Combining his easy familiarity with finance and the talents of a travel writer, Mr. Lewis sets off in these pages to give the reader a guided tour through some of the disparate places hard hit by the fiscal tsunami of 2008, like Greece, Iceland and Ireland, tracing how very different people for very different reasons gorged on the cheap credit available in the prelude to that disaster. The book — based on articles Mr. Lewis wrote for Vanity Fair magazine — is a companion piece of sorts to The Big Short: Inside the Doomsday Machine, his bestselling 2010 book about the fiscal crisis. Like that earlier book its focus is narrow. It doesn’t aspire to provide a broad overview of the debt crisis but instead hands the reader a small but sparkling prism by which to view the problem, this time from a global perspective.

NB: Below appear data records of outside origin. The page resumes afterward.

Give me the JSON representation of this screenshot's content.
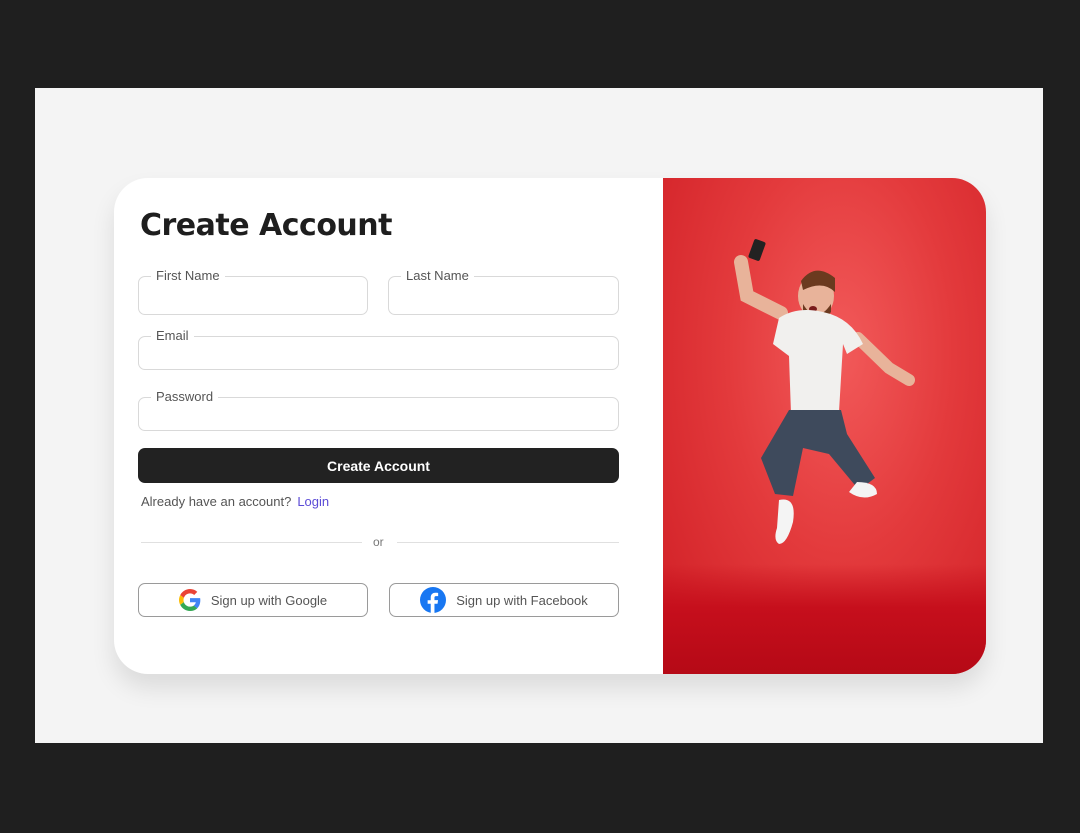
{
  "form": {
    "title": "Create Account",
    "fields": {
      "first_name": {
        "label": "First Name",
        "value": "",
        "placeholder": ""
      },
      "last_name": {
        "label": "Last Name",
        "value": "",
        "placeholder": ""
      },
      "email": {
        "label": "Email",
        "value": "",
        "placeholder": ""
      },
      "password": {
        "label": "Password",
        "value": "",
        "placeholder": ""
      }
    },
    "submit_label": "Create Account",
    "login_prompt": "Already have an account?",
    "login_link": "Login",
    "divider_text": "or",
    "google_label": "Sign up with Google",
    "facebook_label": "Sign up with Facebook"
  },
  "colors": {
    "page_bg": "#1f1f1f",
    "stage_bg": "#f4f4f4",
    "primary_button": "#222222",
    "link": "#5b4bd6",
    "facebook": "#1877f2",
    "photo_bg": "#e33a3c"
  },
  "icons": [
    "google-icon",
    "facebook-icon"
  ]
}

At times Mr. Lewis can sound a lot like Evelyn Waugh: shrewd, observant and savagely judgmental, dispensing crude generalizations about other countries, even as he pokes fun at himself as a disaster tourist.
Mr. Lewis’s ability to find people who can see what is obvious to others only in retrospect or who somehow embody something larger going on in the financial world is uncanny. And in this book he weaves their stories into a sharp-edged narrative that leaves readers with a visceral understanding of the fiscal recklessness that lies behind today’s headlines about Europe’s growing debt problems and the risk of contagion they now pose to the world. (New York Times )
The tsunami of cheap credit that rolled across the planet between 2002 and 2008 was more than a simple financial phenomenon: it was temptation, offering entire societies the chance to reveal aspects of their characters they could not normally afford to indulge.
Icelanders wanted to stop fishing and become investment bankers. The Greeks wanted to turn their country into a piñata stuffed with cash and allow as many citizens as possible to take a whack at it. The Germans wanted to be even more German; the Irish wanted to stop being Irish.
Michael Lewis’s investigation of bubbles beyond our shores is so brilliantly, sadly hilarious that it leads the American reader to a comfortable complacency: oh, those foolish foreigners. But when he turns a merciless eye on California and Washington, DC, we see that the narrative is a trap baited with humor, and we understand the reckoning that awaits the greatest and greediest of debtor nations.